This morning we slugged down our
orange juice, piled in the car, and headed for the beach. I’ve been trying to
take some form of a walk every morning, and what better place than the beach?
At the very least I’d sand off some of those calluses on my feet. Plus, this Massachusetts
girl is still adjusting to the steady upper 80s, so the best non-airconditoned
time for me is in the morning.
the off-season here in Venice, so
there was plenty of parking and long stretches of beach with nary a soul,
although there were a few locals:
sandpipers were skittering about, the water was perfect, and the tiny seashells
invited us to pick them up. We didn’t spot any shark teeth – something Venice
Beach is famous for due to it being
a pre-historic shark dating site – but a little girl was optimistically out
there with her sifter.
were also a couple of teen-to-twenty-something (I'm at that awkward age now where I have no idea how old anyone is) volunteers posting stakes and
stretching tape measures.
Turns out their job is to check the beach every
morning for turtle nests and stake off the area; this is the time of year turtles emerge from the sea
to lay their eggs.
False nest. Maude must have just been scouting here.
It’s a major event here, with admonitions to use only red
lights outside if your house is near the water and other warnings so they don’t
get waylaid in their mission. Can’t have the turtles thinking, “Come on, Maude,
let’s see what’s shaking in downtown Venice!”
When we moved from the city to our
small town nearby, we were excited to be moving to a place only thirty years

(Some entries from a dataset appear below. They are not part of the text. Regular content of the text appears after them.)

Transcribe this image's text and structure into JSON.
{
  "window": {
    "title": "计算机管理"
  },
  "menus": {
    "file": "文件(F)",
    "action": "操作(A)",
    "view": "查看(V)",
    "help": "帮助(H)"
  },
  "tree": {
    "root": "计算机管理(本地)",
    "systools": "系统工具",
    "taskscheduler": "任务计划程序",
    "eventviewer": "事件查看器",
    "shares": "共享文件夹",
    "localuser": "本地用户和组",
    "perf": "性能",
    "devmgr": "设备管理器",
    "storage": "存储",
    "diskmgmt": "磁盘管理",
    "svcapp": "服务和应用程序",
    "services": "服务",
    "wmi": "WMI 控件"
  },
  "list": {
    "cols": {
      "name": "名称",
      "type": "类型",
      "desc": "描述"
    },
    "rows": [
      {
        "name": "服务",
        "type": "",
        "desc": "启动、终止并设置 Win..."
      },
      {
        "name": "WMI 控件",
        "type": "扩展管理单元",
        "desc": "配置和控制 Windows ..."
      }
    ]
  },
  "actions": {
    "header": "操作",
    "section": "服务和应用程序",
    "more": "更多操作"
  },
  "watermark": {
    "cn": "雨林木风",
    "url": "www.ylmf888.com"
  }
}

old. Our first home was built in 1926, so the next one, constructed in 1967,
was practically brand new in our eyes.
you couldn’t be blamed for thinking we lived in the breadbasket of America,
instead of a small bedroom community with only one small farm left.

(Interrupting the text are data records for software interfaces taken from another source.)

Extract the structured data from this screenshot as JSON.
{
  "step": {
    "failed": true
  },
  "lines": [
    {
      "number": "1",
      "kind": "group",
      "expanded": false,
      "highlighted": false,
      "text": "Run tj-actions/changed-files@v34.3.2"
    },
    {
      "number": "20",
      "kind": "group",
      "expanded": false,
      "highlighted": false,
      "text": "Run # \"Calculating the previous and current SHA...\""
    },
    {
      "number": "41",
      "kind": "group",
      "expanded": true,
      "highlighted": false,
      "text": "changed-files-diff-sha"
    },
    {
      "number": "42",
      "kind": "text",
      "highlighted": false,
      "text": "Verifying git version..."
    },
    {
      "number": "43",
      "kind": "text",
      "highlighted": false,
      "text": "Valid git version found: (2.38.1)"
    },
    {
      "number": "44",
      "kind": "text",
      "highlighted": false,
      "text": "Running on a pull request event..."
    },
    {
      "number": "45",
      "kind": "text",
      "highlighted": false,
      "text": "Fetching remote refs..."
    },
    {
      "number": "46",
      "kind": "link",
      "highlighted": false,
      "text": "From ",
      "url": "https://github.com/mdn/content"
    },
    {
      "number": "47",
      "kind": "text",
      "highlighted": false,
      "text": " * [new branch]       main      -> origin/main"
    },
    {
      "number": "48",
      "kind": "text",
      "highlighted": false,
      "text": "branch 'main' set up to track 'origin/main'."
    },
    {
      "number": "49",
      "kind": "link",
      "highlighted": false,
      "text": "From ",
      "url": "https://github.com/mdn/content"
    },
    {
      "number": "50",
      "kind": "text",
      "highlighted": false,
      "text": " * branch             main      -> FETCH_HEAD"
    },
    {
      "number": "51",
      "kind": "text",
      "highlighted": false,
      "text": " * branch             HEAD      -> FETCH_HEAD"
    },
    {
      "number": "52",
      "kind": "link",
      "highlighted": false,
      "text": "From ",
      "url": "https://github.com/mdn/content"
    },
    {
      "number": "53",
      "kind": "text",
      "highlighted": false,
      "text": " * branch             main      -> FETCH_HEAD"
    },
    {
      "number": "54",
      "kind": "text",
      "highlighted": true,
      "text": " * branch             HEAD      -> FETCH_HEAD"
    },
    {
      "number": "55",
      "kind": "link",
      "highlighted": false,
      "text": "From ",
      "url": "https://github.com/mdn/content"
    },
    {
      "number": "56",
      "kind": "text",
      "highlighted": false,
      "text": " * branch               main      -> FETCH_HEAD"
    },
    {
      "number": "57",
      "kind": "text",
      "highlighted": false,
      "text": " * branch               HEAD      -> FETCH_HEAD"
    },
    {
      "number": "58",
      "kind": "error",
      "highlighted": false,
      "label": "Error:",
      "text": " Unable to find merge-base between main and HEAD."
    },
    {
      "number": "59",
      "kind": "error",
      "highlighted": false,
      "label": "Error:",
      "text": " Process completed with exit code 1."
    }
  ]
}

was Plow Day, when teams from all over come to dig up the community garden for
the beginning of the season.
It’s a chance for people to show off their horses’
plowing skills as they steer them from one side of the big fields to the other.
Kind of like a farming version of a gathering of geeks. Instead of boasting
about megabytes and apps, they gather in their overalls to compare technique
were admiring the way one team cut through the hard earth, and the driver
leaned down to call out, “This plow sat out in my field for ten years. Took it
in, cleaned it up, and now I leave everyone sick at competitions. Best plow I